Vladislav Ivanov, 27, a part-time model from Vladivostok, Russia, rose to fame much to his own surprise while working as an interpreter on a Chinese reality T.V show.
While filming one of China’s most cut-throat boy band competitions, Produce Camp 101, the producers on set took a liking to Ivanov’s charismatic features, finding themselves short on members. They pitched for him to show them off in front of the cameras, as a contestant.
After signing a contract he would later not be able to breach, Ivanov was known by a new stage name, Lelush. He used this primarily to protect his privacy by separating his on-screen life from his actual person.
Despite purposely slacking throughout the show, Ivanov found himself rising up the ranks every week. Produce Camp 101’s viewers seemed to love his cold front, and kept voting for him to make it to the final line-up, even though he pleaded multiple times that he wished to be eliminated from the competition. The South China Morning Post reported that in an early clip from the show, Ivanov said,
“I hope the judges won’t support me. While the others want to get an A, I want to get an F as it stands for freedom.”
But Ivanov’s reluctant attitude and half-hearted effort in every performance he was asked to do only increased his popularity. His Chinese fanbase didn’t pay attention to his wishes, and instead seemed intrigued by how little he cared about the show and kept voting for him to stay. They even encouraged him to upkeep his popularity and “let him 996,” a well-known Chinese term referring to chronic overwork in which people work from 9 a.m. to 9 p.m, six days a week. Some even went as far as to rent billboards across shopping centres as part of their popularity scheme.
Ivanov’s fellow contestants had the complete opposite approach during their three months of competition on the show. They were all eager and enthusiastic to win. More importantly, they were all performers, something which Ivanov did not share yet still managed to make through without.
“Dancing, singing, and the expressions, are all not good,” one judge remarked during one of his sample performances.
Breaking into the final round of the competition, Ivanov had already reached viral status. The hashtag #FreeLelush was kickstarted after Russian viewers of the show started campaigning for Ivanov and his release. They saw how even the producers and the hosts would take jabs at him. These people reportedly gave him false hope, suggested that he had not gotten enough votes to stay, telling him that the opposite was true and that he had to stick it out until the end.
In late April of this year, Ivanov was finally free. “Once the program ends I will smile more. Now that I’m here I have no mood to smile,” he said in a livestream before the show’s finals. His story gained him millions of viewers, as well as people accusing him of taking part in a publicity stunt.
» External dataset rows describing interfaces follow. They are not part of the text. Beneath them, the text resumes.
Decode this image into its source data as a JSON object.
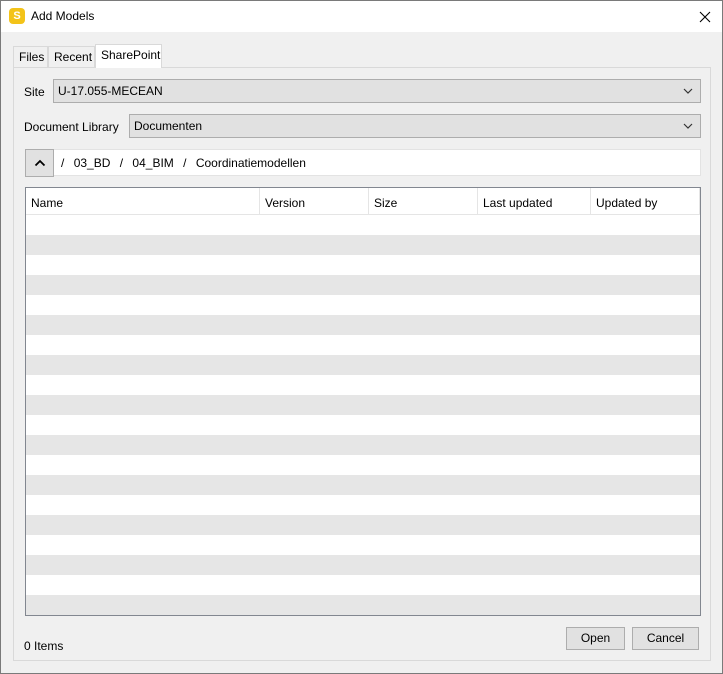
{
  "window": {
    "title": "Add Models",
    "app_icon_letter": "S"
  },
  "tabs": [
    {
      "label": "Files",
      "active": false
    },
    {
      "label": "Recent",
      "active": false
    },
    {
      "label": "SharePoint",
      "active": true
    }
  ],
  "site": {
    "label": "Site",
    "value": "U-17.055-MECEAN"
  },
  "library": {
    "label": "Document Library",
    "value": "Documenten"
  },
  "breadcrumb": {
    "separator": "/",
    "items": [
      "03_BD",
      "04_BIM",
      "Coordinatiemodellen"
    ]
  },
  "list": {
    "columns": [
      "Name",
      "Version",
      "Size",
      "Last updated",
      "Updated by"
    ],
    "rows": []
  },
  "status": {
    "item_count": "0 Items"
  },
  "buttons": {
    "open": "Open",
    "cancel": "Cancel"
  }
}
Ivanov’s plight calls attention to the ethics of reality shows. Their moral wrongs involve the overly strict rules of idol competitions and the attention of an ignorant audience. It was this ‘fandom’ culture that forced an unwilling man to remain in a competition for three months he’ll never get back.